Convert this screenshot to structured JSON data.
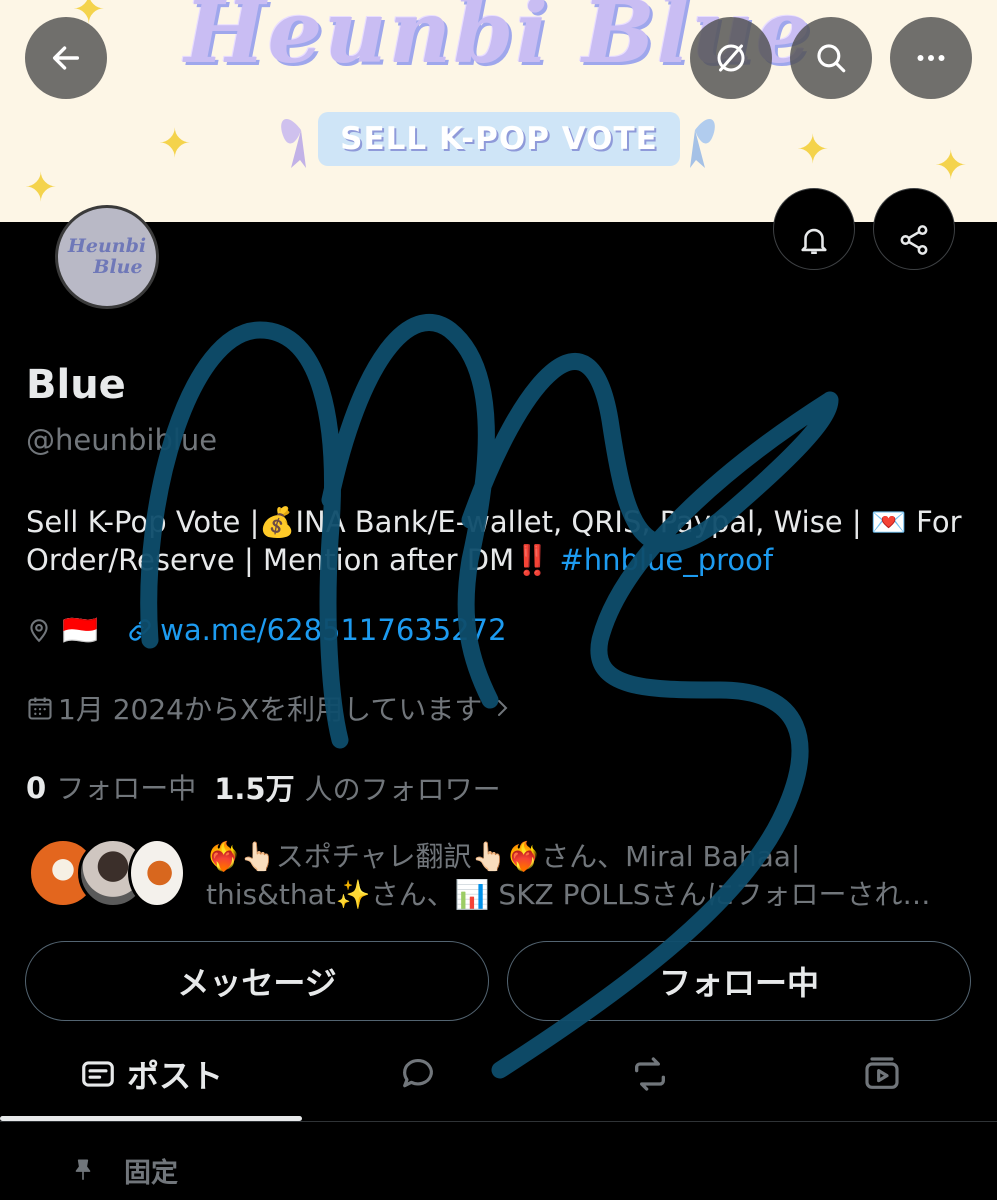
{
  "banner": {
    "title": "Heunbi Blue",
    "ribbon_text": "SELL K-POP VOTE"
  },
  "header_buttons": {
    "back": "back-arrow-icon",
    "hide": "eye-slash-icon",
    "search": "search-icon",
    "more": "more-icon"
  },
  "profile_actions": {
    "notifications": "bell-icon",
    "share": "share-icon"
  },
  "avatar": {
    "line1": "Heunbi",
    "line2": "Blue"
  },
  "profile": {
    "name": "Blue",
    "handle": "@heunbiblue",
    "bio_text": "Sell K-Pop Vote |💰INA Bank/E-wallet, QRIS, Paypal, Wise | 💌 For Order/Reserve | Mention after DM‼️ ",
    "bio_hashtag": "#hnblue_proof",
    "location_flag": "🇮🇩",
    "website": "wa.me/6285117635272",
    "joined": "1月 2024からXを利用しています"
  },
  "stats": {
    "following_count": "0",
    "following_label": "フォロー中",
    "followers_count": "1.5万",
    "followers_label": "人のフォロワー"
  },
  "followed_by": {
    "line1": "❤️‍🔥👆🏻スポチャレ翻訳👆🏻❤️‍🔥さん、Miral Bahaa|",
    "line2": "this&that✨さん、📊 SKZ POLLSさんにフォローされ…"
  },
  "buttons": {
    "message": "メッセージ",
    "following": "フォロー中"
  },
  "tabs": {
    "posts": "ポスト",
    "replies": "reply-icon",
    "reposts": "repost-icon",
    "media": "media-icon"
  },
  "pinned": {
    "label": "固定"
  },
  "colors": {
    "background": "#000000",
    "link": "#1d9bf0",
    "muted": "#71767b",
    "scribble": "#0e4d6b",
    "banner_bg": "#fdf6e6"
  }
}
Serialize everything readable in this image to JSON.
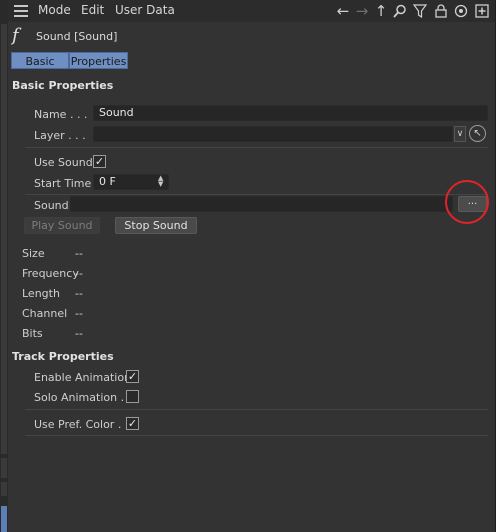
{
  "menubar": {
    "items": [
      "Mode",
      "Edit",
      "User Data"
    ]
  },
  "toolbar_icons": [
    "arrow-left-icon",
    "arrow-right-icon",
    "arrow-up-icon",
    "search-icon",
    "filter-icon",
    "lock-icon",
    "target-icon",
    "add-icon"
  ],
  "object": {
    "icon": "f",
    "title": "Sound [Sound]"
  },
  "tabs": [
    "Basic",
    "Properties"
  ],
  "basic": {
    "heading": "Basic Properties",
    "name_label": "Name . . .",
    "name_value": "Sound",
    "layer_label": "Layer . . .",
    "layer_value": ""
  },
  "props": {
    "use_sound_label": "Use Sound",
    "use_sound_checked": true,
    "start_time_label": "Start Time",
    "start_time_value": "0 F",
    "sound_label": "Sound",
    "sound_value": "",
    "browse_label": "...",
    "play_label": "Play Sound",
    "stop_label": "Stop Sound",
    "info": [
      {
        "label": "Size",
        "value": "--"
      },
      {
        "label": "Frequency",
        "value": "--"
      },
      {
        "label": "Length",
        "value": "--"
      },
      {
        "label": "Channel",
        "value": "--"
      },
      {
        "label": "Bits",
        "value": "--"
      }
    ]
  },
  "track": {
    "heading": "Track Properties",
    "enable_label": "Enable Animation",
    "enable_checked": true,
    "solo_label": "Solo Animation .",
    "solo_checked": false,
    "pref_color_label": "Use Pref. Color .",
    "pref_color_checked": true
  },
  "colors": {
    "tab_active": "#6f8fc2",
    "highlight_circle": "#e0242a",
    "panel_bg": "#333333"
  }
}
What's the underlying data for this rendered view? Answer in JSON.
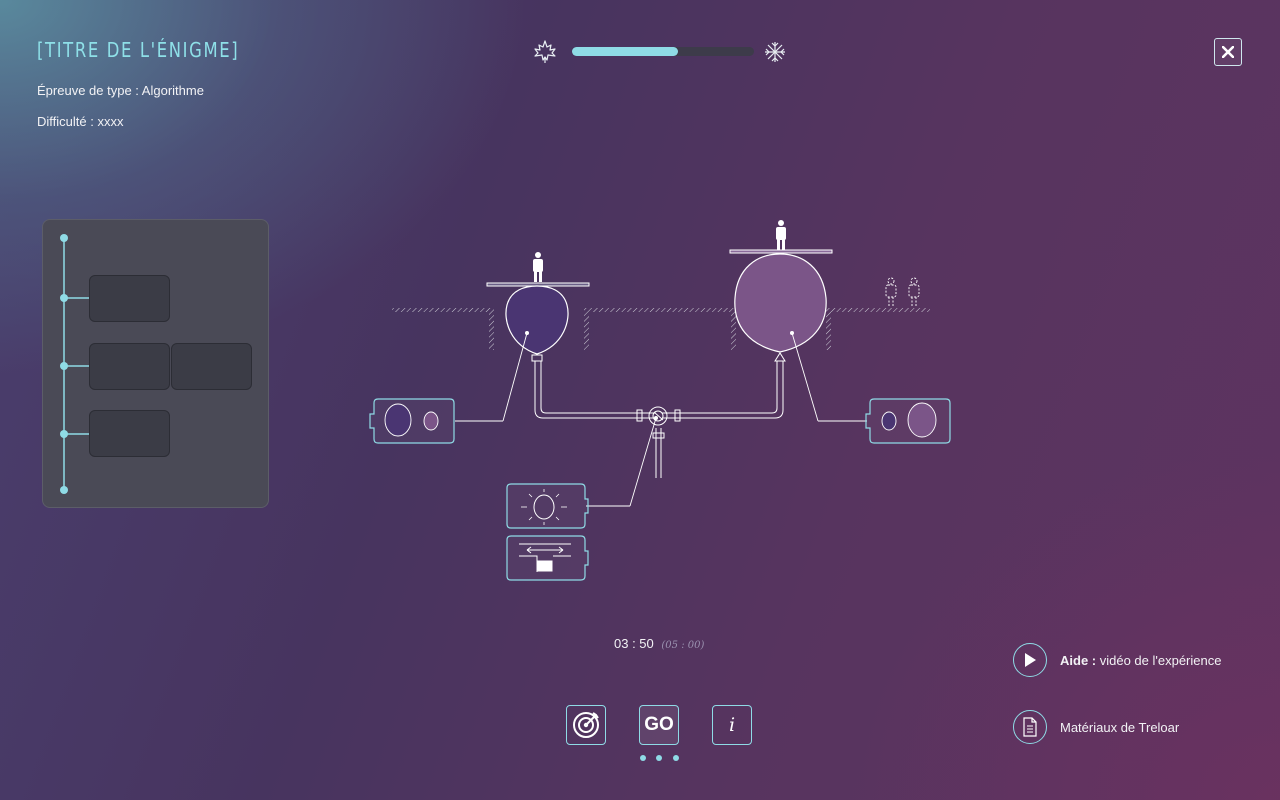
{
  "header": {
    "title": "[TITRE DE L'ÉNIGME]",
    "type_line": "Épreuve de type : Algorithme",
    "difficulty_line": "Difficulté : xxxx"
  },
  "progress": {
    "value": 0.58,
    "left_icon": "maple-leaf-icon",
    "right_icon": "snowflake-icon"
  },
  "close": {
    "icon": "close-icon"
  },
  "timer": {
    "elapsed": "03 : 50",
    "limit": "(05 : 00)"
  },
  "toolbar": {
    "target_icon": "target-icon",
    "go_label": "GO",
    "info_label": "i",
    "page_dots": 3
  },
  "help": {
    "video_bold": "Aide :",
    "video_text": " vidéo de l'expérience",
    "materials_text": "Matériaux de Treloar"
  },
  "colors": {
    "accent": "#8fdbe6",
    "balloon_left": "#4a3572",
    "balloon_right": "#7b5588",
    "panel": "#4a4a56"
  }
}
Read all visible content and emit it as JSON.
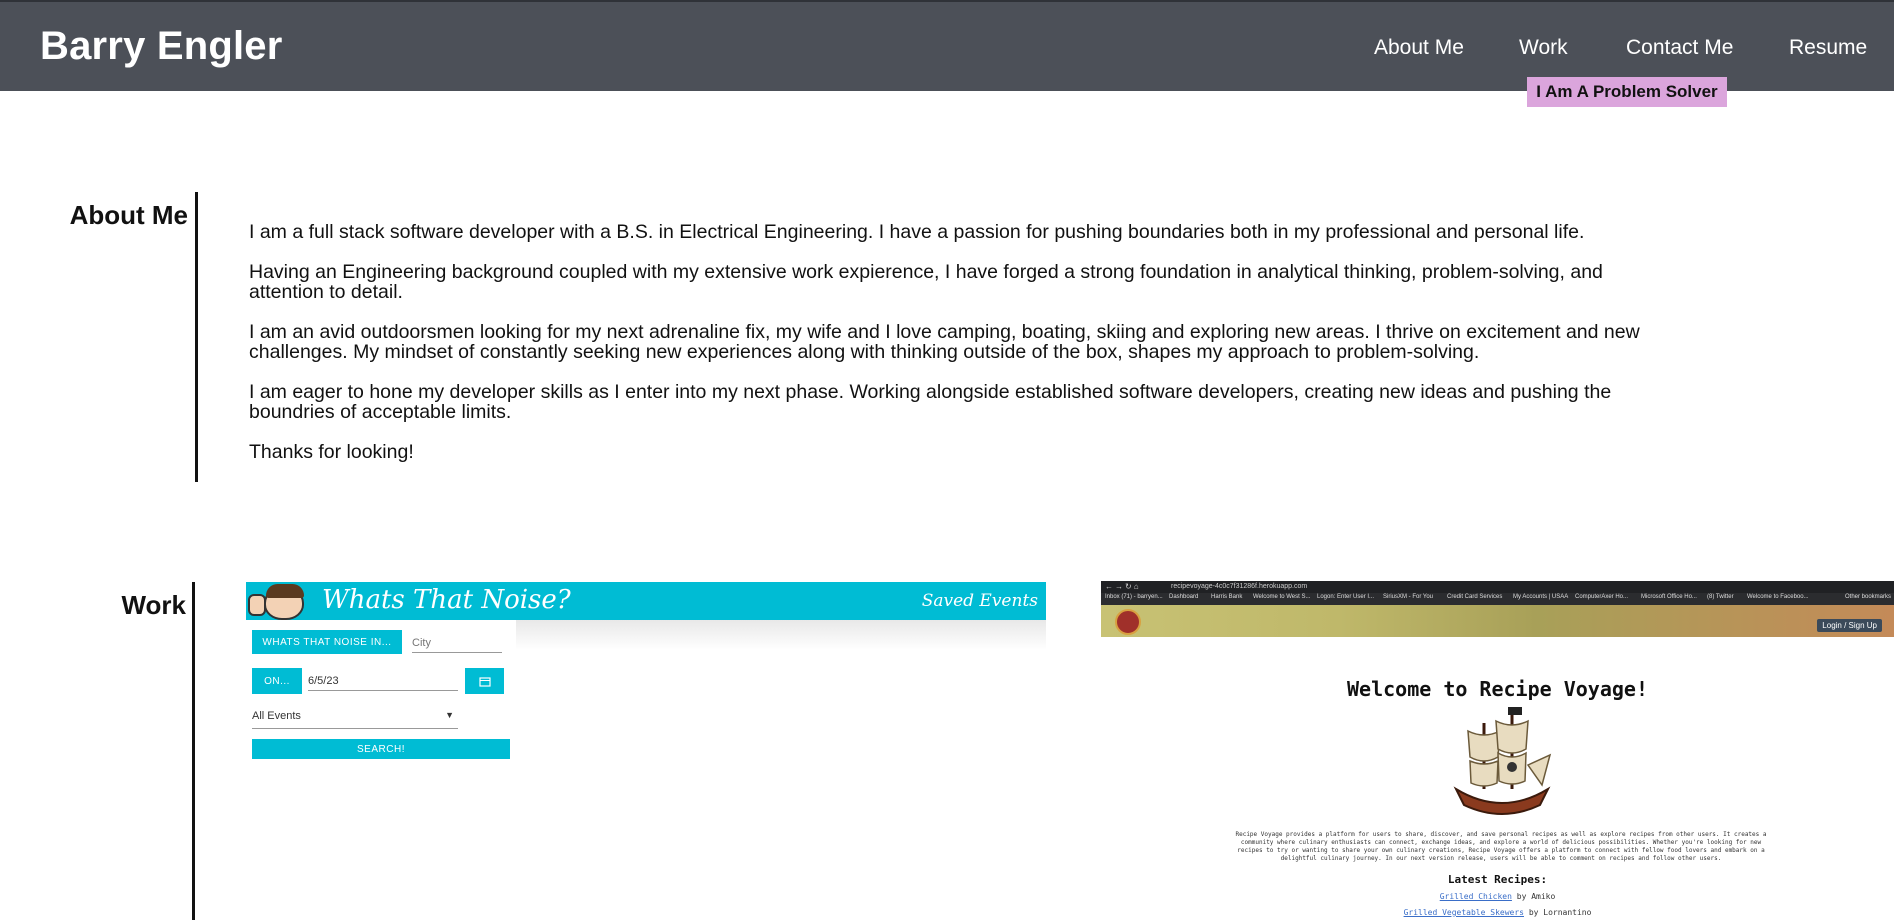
{
  "header": {
    "name": "Barry Engler",
    "nav": [
      "About Me",
      "Work",
      "Contact Me",
      "Resume"
    ],
    "tagline": "I Am A Problem Solver"
  },
  "about": {
    "title": "About Me",
    "paragraphs": [
      "I am a full stack software developer with a B.S. in Electrical Engineering. I have a passion for pushing boundaries both in my professional and personal life.",
      "Having an Engineering background coupled with my extensive work expierence, I have forged a strong foundation in analytical thinking, problem-solving, and attention to detail.",
      "I am an avid outdoorsmen looking for my next adrenaline fix, my wife and I love camping, boating, skiing and exploring new areas. I thrive on excitement and new challenges. My mindset of constantly seeking new experiences along with thinking outside of the box, shapes my approach to problem-solving.",
      "I am eager to hone my developer skills as I enter into my next phase. Working alongside established software developers, creating new ideas and pushing the boundries of acceptable limits.",
      "Thanks for looking!"
    ]
  },
  "work": {
    "title": "Work",
    "project1": {
      "title": "Whats That Noise?",
      "saved": "Saved Events",
      "btn_noise": "WHATS THAT NOISE IN...",
      "city_placeholder": "City",
      "btn_on": "ON...",
      "date_value": "6/5/23",
      "select_value": "All Events",
      "btn_search": "SEARCH!",
      "colors": {
        "accent": "#00bcd4"
      }
    },
    "project2": {
      "url": "recipevoyage-4c0c7f31286f.herokuapp.com",
      "bookmarks": [
        "Inbox (71) - barryen...",
        "Dashboard",
        "Harris Bank",
        "Welcome to West S...",
        "Logon: Enter User I...",
        "SiriusXM - For You",
        "Credit Card Services",
        "My Accounts | USAA",
        "ComputerAxer Ho...",
        "Microsoft Office Ho...",
        "(8) Twitter",
        "Welcome to Faceboo...",
        "Other bookmarks"
      ],
      "login": "Login / Sign Up",
      "heading": "Welcome to Recipe Voyage!",
      "description": "Recipe Voyage provides a platform for users to share, discover, and save personal recipes as well as explore recipes from other users. It creates a community where culinary enthusiasts can connect, exchange ideas, and explore a world of delicious possibilities. Whether you're looking for new recipes to try or wanting to share your own culinary creations, Recipe Voyage offers a platform to connect with fellow food lovers and embark on a delightful culinary journey. In our next version release, users will be able to comment on recipes and follow other users.",
      "latest_title": "Latest Recipes:",
      "recipes": [
        {
          "name": "Grilled Chicken",
          "by": "by Amiko"
        },
        {
          "name": "Grilled Vegetable Skewers",
          "by": "by Lornantino"
        }
      ]
    }
  },
  "colors": {
    "header_bg": "#4c5058",
    "tag_bg": "#dba5dc"
  }
}
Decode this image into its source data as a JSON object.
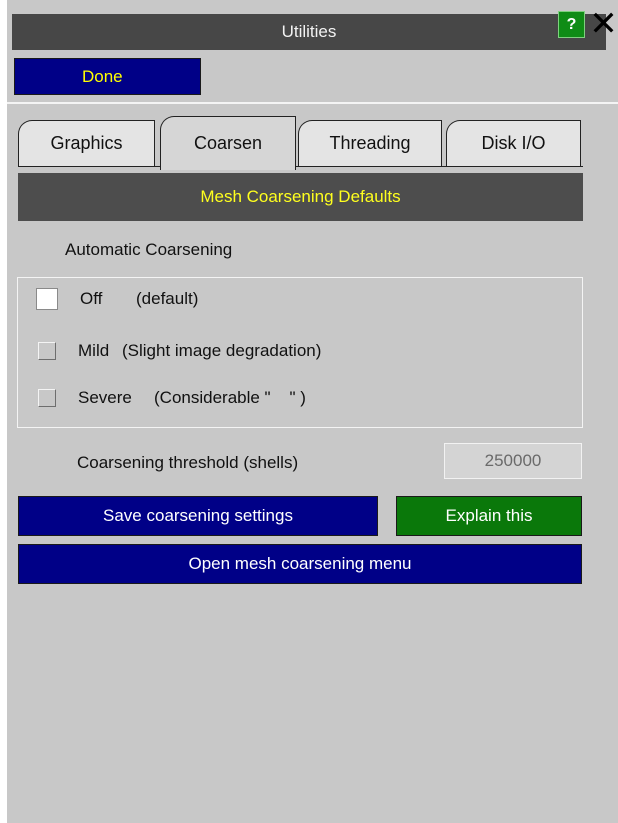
{
  "window": {
    "title": "Utilities",
    "help_label": "?",
    "close_icon": "close-icon"
  },
  "toolbar": {
    "done_label": "Done"
  },
  "tabs": [
    {
      "label": "Graphics",
      "active": false
    },
    {
      "label": "Coarsen",
      "active": true
    },
    {
      "label": "Threading",
      "active": false
    },
    {
      "label": "Disk I/O",
      "active": false
    }
  ],
  "section": {
    "title": "Mesh Coarsening Defaults"
  },
  "automatic_coarsening": {
    "label": "Automatic Coarsening",
    "options": [
      {
        "name": "Off",
        "note": "(default)",
        "checked": true
      },
      {
        "name": "Mild",
        "note": "(Slight image degradation)",
        "checked": false
      },
      {
        "name": "Severe",
        "note": "(Considerable \"    \" )",
        "checked": false
      }
    ]
  },
  "threshold": {
    "label": "Coarsening threshold (shells)",
    "value": "250000"
  },
  "buttons": {
    "save_label": "Save coarsening settings",
    "explain_label": "Explain this",
    "open_menu_label": "Open mesh coarsening menu"
  },
  "colors": {
    "panel_bg": "#c8c8c8",
    "title_bg": "#474747",
    "header_text": "#ffff1e",
    "button_blue": "#000087",
    "button_green": "#0a780a"
  }
}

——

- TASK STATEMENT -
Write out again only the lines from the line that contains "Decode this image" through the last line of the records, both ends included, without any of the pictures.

- ANSWER BELOW -
Decode this image into its source data as a JSON object.
{
  "window": {
    "title": "Utilities",
    "help_label": "?",
    "close_icon": "close-icon"
  },
  "toolbar": {
    "done_label": "Done"
  },
  "tabs": [
    {
      "label": "Graphics",
      "active": false
    },
    {
      "label": "Coarsen",
      "active": true
    },
    {
      "label": "Threading",
      "active": false
    },
    {
      "label": "Disk I/O",
      "active": false
    }
  ],
  "section": {
    "title": "Mesh Coarsening Defaults"
  },
  "automatic_coarsening": {
    "label": "Automatic Coarsening",
    "options": [
      {
        "name": "Off",
        "note": "(default)",
        "checked": true
      },
      {
        "name": "Mild",
        "note": "(Slight image degradation)",
        "checked": false
      },
      {
        "name": "Severe",
        "note": "(Considerable \"    \" )",
        "checked": false
      }
    ]
  },
  "threshold": {
    "label": "Coarsening threshold (shells)",
    "value": "250000"
  },
  "buttons": {
    "save_label": "Save coarsening settings",
    "explain_label": "Explain this",
    "open_menu_label": "Open mesh coarsening menu"
  },
  "colors": {
    "panel_bg": "#c8c8c8",
    "title_bg": "#474747",
    "header_text": "#ffff1e",
    "button_blue": "#000087",
    "button_green": "#0a780a"
  }
}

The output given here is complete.